## Exercise
Count the lines below that contain the word "Weather" and give only that number.

(Excerpts from an interface dataset)
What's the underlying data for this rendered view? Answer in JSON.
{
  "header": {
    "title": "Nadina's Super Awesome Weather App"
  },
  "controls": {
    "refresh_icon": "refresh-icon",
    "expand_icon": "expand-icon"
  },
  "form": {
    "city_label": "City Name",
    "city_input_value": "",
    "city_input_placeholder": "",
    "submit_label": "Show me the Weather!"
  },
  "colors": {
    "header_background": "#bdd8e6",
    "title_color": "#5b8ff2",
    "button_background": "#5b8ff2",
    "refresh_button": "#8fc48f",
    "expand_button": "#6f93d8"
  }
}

## Task answer
2